(Source data Opens)

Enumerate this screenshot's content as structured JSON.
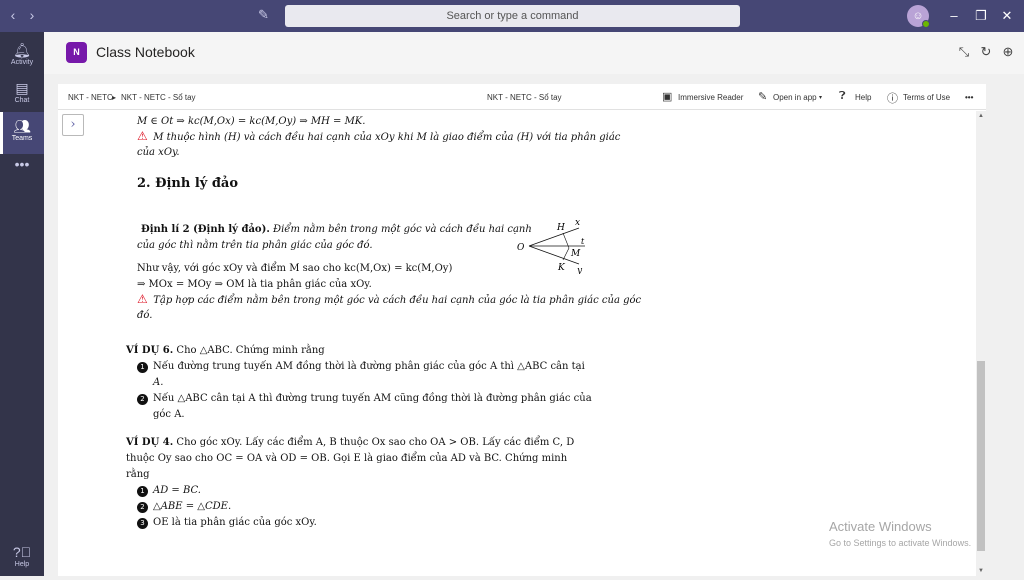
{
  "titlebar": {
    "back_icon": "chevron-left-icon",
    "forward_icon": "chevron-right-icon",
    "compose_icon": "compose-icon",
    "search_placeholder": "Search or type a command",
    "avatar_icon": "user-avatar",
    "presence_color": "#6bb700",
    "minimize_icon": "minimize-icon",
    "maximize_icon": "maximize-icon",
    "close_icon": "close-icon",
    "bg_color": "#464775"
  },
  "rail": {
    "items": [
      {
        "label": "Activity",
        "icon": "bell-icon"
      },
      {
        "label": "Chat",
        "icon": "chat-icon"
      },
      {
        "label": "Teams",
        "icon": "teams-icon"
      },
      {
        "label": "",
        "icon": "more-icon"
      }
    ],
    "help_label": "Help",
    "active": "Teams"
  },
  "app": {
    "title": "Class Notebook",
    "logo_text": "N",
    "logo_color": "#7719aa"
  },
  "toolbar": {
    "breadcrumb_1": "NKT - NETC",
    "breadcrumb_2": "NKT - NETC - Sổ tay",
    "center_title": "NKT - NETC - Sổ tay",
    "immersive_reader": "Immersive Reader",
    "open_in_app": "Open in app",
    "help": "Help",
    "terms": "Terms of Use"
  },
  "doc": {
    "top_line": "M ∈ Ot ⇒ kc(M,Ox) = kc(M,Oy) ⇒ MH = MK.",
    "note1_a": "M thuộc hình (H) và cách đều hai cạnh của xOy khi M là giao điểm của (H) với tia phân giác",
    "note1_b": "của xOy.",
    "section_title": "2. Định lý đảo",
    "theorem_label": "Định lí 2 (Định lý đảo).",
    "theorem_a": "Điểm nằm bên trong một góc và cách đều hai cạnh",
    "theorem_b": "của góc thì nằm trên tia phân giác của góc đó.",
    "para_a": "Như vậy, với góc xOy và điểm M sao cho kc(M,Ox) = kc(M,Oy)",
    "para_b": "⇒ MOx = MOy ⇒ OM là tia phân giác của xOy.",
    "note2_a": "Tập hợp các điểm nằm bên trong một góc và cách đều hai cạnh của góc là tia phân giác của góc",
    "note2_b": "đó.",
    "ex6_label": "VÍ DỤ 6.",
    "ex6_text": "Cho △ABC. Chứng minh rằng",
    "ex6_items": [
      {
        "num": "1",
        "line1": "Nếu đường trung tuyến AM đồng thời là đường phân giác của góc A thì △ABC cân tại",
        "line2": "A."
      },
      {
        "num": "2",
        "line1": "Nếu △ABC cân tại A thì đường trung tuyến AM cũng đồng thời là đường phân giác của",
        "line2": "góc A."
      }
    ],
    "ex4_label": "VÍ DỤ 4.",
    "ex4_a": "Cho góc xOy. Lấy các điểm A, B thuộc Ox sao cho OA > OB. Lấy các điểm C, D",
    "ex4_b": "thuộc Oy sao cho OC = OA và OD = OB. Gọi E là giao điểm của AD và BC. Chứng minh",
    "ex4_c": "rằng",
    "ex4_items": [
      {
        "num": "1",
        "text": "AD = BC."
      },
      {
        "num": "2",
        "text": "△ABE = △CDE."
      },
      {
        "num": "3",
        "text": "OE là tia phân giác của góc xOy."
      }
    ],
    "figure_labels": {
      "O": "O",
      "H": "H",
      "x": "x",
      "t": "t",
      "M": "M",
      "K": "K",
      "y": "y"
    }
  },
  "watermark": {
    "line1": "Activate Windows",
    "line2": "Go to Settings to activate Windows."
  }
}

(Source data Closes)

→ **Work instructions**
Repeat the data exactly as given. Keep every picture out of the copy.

→ **Solution to the exercise**
Enumerate this screenshot's content as structured JSON.
{
  "titlebar": {
    "back_icon": "chevron-left-icon",
    "forward_icon": "chevron-right-icon",
    "compose_icon": "compose-icon",
    "search_placeholder": "Search or type a command",
    "avatar_icon": "user-avatar",
    "presence_color": "#6bb700",
    "minimize_icon": "minimize-icon",
    "maximize_icon": "maximize-icon",
    "close_icon": "close-icon",
    "bg_color": "#464775"
  },
  "rail": {
    "items": [
      {
        "label": "Activity",
        "icon": "bell-icon"
      },
      {
        "label": "Chat",
        "icon": "chat-icon"
      },
      {
        "label": "Teams",
        "icon": "teams-icon"
      },
      {
        "label": "",
        "icon": "more-icon"
      }
    ],
    "help_label": "Help",
    "active": "Teams"
  },
  "app": {
    "title": "Class Notebook",
    "logo_text": "N",
    "logo_color": "#7719aa"
  },
  "toolbar": {
    "breadcrumb_1": "NKT - NETC",
    "breadcrumb_2": "NKT - NETC - Sổ tay",
    "center_title": "NKT - NETC - Sổ tay",
    "immersive_reader": "Immersive Reader",
    "open_in_app": "Open in app",
    "help": "Help",
    "terms": "Terms of Use"
  },
  "doc": {
    "top_line": "M ∈ Ot ⇒ kc(M,Ox) = kc(M,Oy) ⇒ MH = MK.",
    "note1_a": "M thuộc hình (H) và cách đều hai cạnh của xOy khi M là giao điểm của (H) với tia phân giác",
    "note1_b": "của xOy.",
    "section_title": "2. Định lý đảo",
    "theorem_label": "Định lí 2 (Định lý đảo).",
    "theorem_a": "Điểm nằm bên trong một góc và cách đều hai cạnh",
    "theorem_b": "của góc thì nằm trên tia phân giác của góc đó.",
    "para_a": "Như vậy, với góc xOy và điểm M sao cho kc(M,Ox) = kc(M,Oy)",
    "para_b": "⇒ MOx = MOy ⇒ OM là tia phân giác của xOy.",
    "note2_a": "Tập hợp các điểm nằm bên trong một góc và cách đều hai cạnh của góc là tia phân giác của góc",
    "note2_b": "đó.",
    "ex6_label": "VÍ DỤ 6.",
    "ex6_text": "Cho △ABC. Chứng minh rằng",
    "ex6_items": [
      {
        "num": "1",
        "line1": "Nếu đường trung tuyến AM đồng thời là đường phân giác của góc A thì △ABC cân tại",
        "line2": "A."
      },
      {
        "num": "2",
        "line1": "Nếu △ABC cân tại A thì đường trung tuyến AM cũng đồng thời là đường phân giác của",
        "line2": "góc A."
      }
    ],
    "ex4_label": "VÍ DỤ 4.",
    "ex4_a": "Cho góc xOy. Lấy các điểm A, B thuộc Ox sao cho OA > OB. Lấy các điểm C, D",
    "ex4_b": "thuộc Oy sao cho OC = OA và OD = OB. Gọi E là giao điểm của AD và BC. Chứng minh",
    "ex4_c": "rằng",
    "ex4_items": [
      {
        "num": "1",
        "text": "AD = BC."
      },
      {
        "num": "2",
        "text": "△ABE = △CDE."
      },
      {
        "num": "3",
        "text": "OE là tia phân giác của góc xOy."
      }
    ],
    "figure_labels": {
      "O": "O",
      "H": "H",
      "x": "x",
      "t": "t",
      "M": "M",
      "K": "K",
      "y": "y"
    }
  },
  "watermark": {
    "line1": "Activate Windows",
    "line2": "Go to Settings to activate Windows."
  }
}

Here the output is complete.